Saturday, August 23, 2014

It Takes a Watershed to Clean a Lake: Trust and Relationship Building in Environmental Regulation

Poster presentations at the Raw Deal (Photo taken by Chris Ferguson)
Trust forms the backbone of all relationships—between family members, friends and…policy actors and the community? Over the last few months I have been interviewing and observing policy actors (practitioners, policy makers, officials, and organization members) who have influence over the creation, implementation, and enforcement of environmental regulations in the Red Cedar Watershed. This research is a part of the research conducted by the Linking Applied Knowledge in Environmental Sustainability Research Experience for Undergraduates (LAKES REU) at UW-Stout. My goal was to gain an understanding of the ways that policy actors view land use and water pollution in the watershed, their opinions on the effectiveness of current policies, programs, as well as the decision-making process behind those environmental policies.

Friday, August 22, 2014

A little late, but it counts right?

First off sorry everyone for the delay, but I took two long and amazing canoe trips. One of which I had planned since January and one that was a last second idea with a friend. The past two weeks which I spent entirely technology free minus one night that I came home to get supplies and leave for my families annual BWCA trip gave me a lot of time to reflect on my experiences this summer.

Monday, August 18, 2014

The End

Throughout the summer, my research partner and I studied the Groundwater and Surface Water interactions of the Red Cedar River Watershed. We gathered preliminary data for hopefully more promising years to come. By using Solinst Data Loggers that measure water stage and barometric pressure and then taking cross sections, depth, and flow measurements at our three stream sites (Wilson Creek, Tiffany Creek, South Fork of Hay River) we were able to measure the baseflow and stormflow during the 8 weeks we spent in Menomonie, WI.

Wednesday, August 13, 2014

8 weeks over... still struggles with titles

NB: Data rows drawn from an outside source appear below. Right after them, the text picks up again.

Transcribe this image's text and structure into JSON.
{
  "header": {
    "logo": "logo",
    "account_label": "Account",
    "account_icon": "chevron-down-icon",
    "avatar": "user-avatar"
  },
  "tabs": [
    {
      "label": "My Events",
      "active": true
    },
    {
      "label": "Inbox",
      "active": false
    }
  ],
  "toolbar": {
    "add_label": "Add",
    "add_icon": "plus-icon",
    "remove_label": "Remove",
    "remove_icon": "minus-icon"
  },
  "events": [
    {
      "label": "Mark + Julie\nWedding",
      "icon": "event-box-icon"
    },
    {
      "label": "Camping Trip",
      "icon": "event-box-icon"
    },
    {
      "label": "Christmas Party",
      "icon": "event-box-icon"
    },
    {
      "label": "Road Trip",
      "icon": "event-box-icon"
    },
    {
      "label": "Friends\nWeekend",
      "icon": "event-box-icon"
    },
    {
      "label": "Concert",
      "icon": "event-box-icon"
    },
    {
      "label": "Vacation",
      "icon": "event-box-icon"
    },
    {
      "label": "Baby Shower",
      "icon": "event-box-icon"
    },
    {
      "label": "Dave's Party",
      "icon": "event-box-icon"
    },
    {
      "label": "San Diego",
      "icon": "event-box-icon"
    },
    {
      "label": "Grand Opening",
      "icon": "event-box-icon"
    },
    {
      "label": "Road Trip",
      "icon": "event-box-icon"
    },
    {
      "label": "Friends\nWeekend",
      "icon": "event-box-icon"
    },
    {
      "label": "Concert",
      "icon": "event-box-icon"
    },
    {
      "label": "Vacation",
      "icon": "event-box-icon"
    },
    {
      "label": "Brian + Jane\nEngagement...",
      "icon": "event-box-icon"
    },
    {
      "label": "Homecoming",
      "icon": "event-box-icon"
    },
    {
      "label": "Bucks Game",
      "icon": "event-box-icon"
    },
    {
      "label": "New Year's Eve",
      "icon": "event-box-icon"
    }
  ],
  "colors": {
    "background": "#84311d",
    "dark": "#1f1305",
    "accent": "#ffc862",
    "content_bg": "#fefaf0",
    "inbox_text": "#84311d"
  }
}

Here it is, folks! My previous blogs have touched a bit on my summer research but without much detail. In part, this is because my research project took time to develop and really take shape. Now that the summer is over, I will do my best to summarize my research and findings.

Sunday, August 10, 2014

The End of a Beginning to Something Great

For our last blog post, we were asked to write about what our results and what we find most important from this summer (at the end is the touchy feely stuff and the internet in the sticks runs slow so no pictures for now).

The purpose of this study was to better understand the impact that farmers' relationships have on individual farming behavior. To do this, we surveyed and interviewed farmers about BMP adoption as well as who they would name as their closest farming colleagues. From this information, we were able to create a social network map. This research project and experience revealed a lot of useful data as well as allowed student researchers to form some valuable connections to landowners and local farmers.

Saturday, August 9, 2014

Leaving Neverland, searching for Narnia

I admit it. 

I fell off the blog train somewhere past the second star to the left. But it's time to grow up and fulfill my duty to the REU blog page. Now that the summer is over, I view this blog as my super informal conclusion that has nothing to do with my research and everything to do with what I learned. In it, you will find a bunch of nonsensical nonsense... or infinite wisdom (depends how much alcohol you consume and how long you sit and stare at it). 

May you find enlightenment. :)

BMPs and BFFs

This summer, I surveyed Wisconsin farmers to understand trends in BMP adoption by capturing the economic landscape of Wisconsin farms. Best Management Practices (BMPs) are ecologically sensitive alternatives to conventional farming practices. Soil loss and declining soil health are of heightening concern to Wisconsin farmers, policymakers, and citizens as these issues can be detrimental to profits and yields and can damage water quality through sedimentation and nutrient loading. BMPs can mitigate soil loss, but their effectiveness is still debated.